-------- Data excerpts

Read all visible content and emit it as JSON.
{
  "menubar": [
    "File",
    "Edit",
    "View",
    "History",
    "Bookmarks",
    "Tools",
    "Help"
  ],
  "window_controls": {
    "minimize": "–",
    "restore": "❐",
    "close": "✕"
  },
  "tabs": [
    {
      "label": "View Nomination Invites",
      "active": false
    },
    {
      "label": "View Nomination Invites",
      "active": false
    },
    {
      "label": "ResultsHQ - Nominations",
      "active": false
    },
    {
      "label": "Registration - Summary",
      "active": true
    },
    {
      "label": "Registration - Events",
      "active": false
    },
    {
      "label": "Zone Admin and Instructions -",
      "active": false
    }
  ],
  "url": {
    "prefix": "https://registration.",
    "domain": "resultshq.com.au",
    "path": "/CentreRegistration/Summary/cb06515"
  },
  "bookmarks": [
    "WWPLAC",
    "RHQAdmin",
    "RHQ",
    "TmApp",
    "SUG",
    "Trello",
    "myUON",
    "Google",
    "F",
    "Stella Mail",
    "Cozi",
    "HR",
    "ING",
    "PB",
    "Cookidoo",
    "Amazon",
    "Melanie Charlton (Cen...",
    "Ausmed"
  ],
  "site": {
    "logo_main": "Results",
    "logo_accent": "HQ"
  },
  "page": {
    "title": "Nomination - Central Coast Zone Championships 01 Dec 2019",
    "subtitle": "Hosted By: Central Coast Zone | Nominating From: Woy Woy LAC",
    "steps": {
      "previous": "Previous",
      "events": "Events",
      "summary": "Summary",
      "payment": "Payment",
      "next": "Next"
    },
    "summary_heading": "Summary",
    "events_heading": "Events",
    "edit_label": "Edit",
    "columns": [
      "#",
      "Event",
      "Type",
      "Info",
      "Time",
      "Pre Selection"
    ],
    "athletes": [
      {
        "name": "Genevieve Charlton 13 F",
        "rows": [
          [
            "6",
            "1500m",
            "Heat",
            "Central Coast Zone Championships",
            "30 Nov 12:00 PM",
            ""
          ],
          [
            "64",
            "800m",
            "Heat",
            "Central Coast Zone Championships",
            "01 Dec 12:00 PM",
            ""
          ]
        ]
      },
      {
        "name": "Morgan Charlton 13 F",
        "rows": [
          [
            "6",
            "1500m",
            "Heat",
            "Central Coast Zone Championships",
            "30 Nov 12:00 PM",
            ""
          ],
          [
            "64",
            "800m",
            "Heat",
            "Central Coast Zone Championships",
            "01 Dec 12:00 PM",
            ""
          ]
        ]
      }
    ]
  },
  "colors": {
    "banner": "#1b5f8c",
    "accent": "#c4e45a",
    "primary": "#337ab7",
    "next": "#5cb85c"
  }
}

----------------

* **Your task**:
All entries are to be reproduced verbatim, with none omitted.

* **Expected answer**:
Read all visible content and emit it as JSON.
{
  "menubar": [
    "File",
    "Edit",
    "View",
    "History",
    "Bookmarks",
    "Tools",
    "Help"
  ],
  "window_controls": {
    "minimize": "–",
    "restore": "❐",
    "close": "✕"
  },
  "tabs": [
    {
      "label": "View Nomination Invites",
      "active": false
    },
    {
      "label": "View Nomination Invites",
      "active": false
    },
    {
      "label": "ResultsHQ - Nominations",
      "active": false
    },
    {
      "label": "Registration - Summary",
      "active": true
    },
    {
      "label": "Registration - Events",
      "active": false
    },
    {
      "label": "Zone Admin and Instructions -",
      "active": false
    }
  ],
  "url": {
    "prefix": "https://registration.",
    "domain": "resultshq.com.au",
    "path": "/CentreRegistration/Summary/cb06515"
  },
  "bookmarks": [
    "WWPLAC",
    "RHQAdmin",
    "RHQ",
    "TmApp",
    "SUG",
    "Trello",
    "myUON",
    "Google",
    "F",
    "Stella Mail",
    "Cozi",
    "HR",
    "ING",
    "PB",
    "Cookidoo",
    "Amazon",
    "Melanie Charlton (Cen...",
    "Ausmed"
  ],
  "site": {
    "logo_main": "Results",
    "logo_accent": "HQ"
  },
  "page": {
    "title": "Nomination - Central Coast Zone Championships 01 Dec 2019",
    "subtitle": "Hosted By: Central Coast Zone | Nominating From: Woy Woy LAC",
    "steps": {
      "previous": "Previous",
      "events": "Events",
      "summary": "Summary",
      "payment": "Payment",
      "next": "Next"
    },
    "summary_heading": "Summary",
    "events_heading": "Events",
    "edit_label": "Edit",
    "columns": [
      "#",
      "Event",
      "Type",
      "Info",
      "Time",
      "Pre Selection"
    ],
    "athletes": [
      {
        "name": "Genevieve Charlton 13 F",
        "rows": [
          [
            "6",
            "1500m",
            "Heat",
            "Central Coast Zone Championships",
            "30 Nov 12:00 PM",
            ""
          ],
          [
            "64",
            "800m",
            "Heat",
            "Central Coast Zone Championships",
            "01 Dec 12:00 PM",
            ""
          ]
        ]
      },
      {
        "name": "Morgan Charlton 13 F",
        "rows": [
          [
            "6",
            "1500m",
            "Heat",
            "Central Coast Zone Championships",
            "30 Nov 12:00 PM",
            ""
          ],
          [
            "64",
            "800m",
            "Heat",
            "Central Coast Zone Championships",
            "01 Dec 12:00 PM",
            ""
          ]
        ]
      }
    ]
  },
  "colors": {
    "banner": "#1b5f8c",
    "accent": "#c4e45a",
    "primary": "#337ab7",
    "next": "#5cb85c"
  }
}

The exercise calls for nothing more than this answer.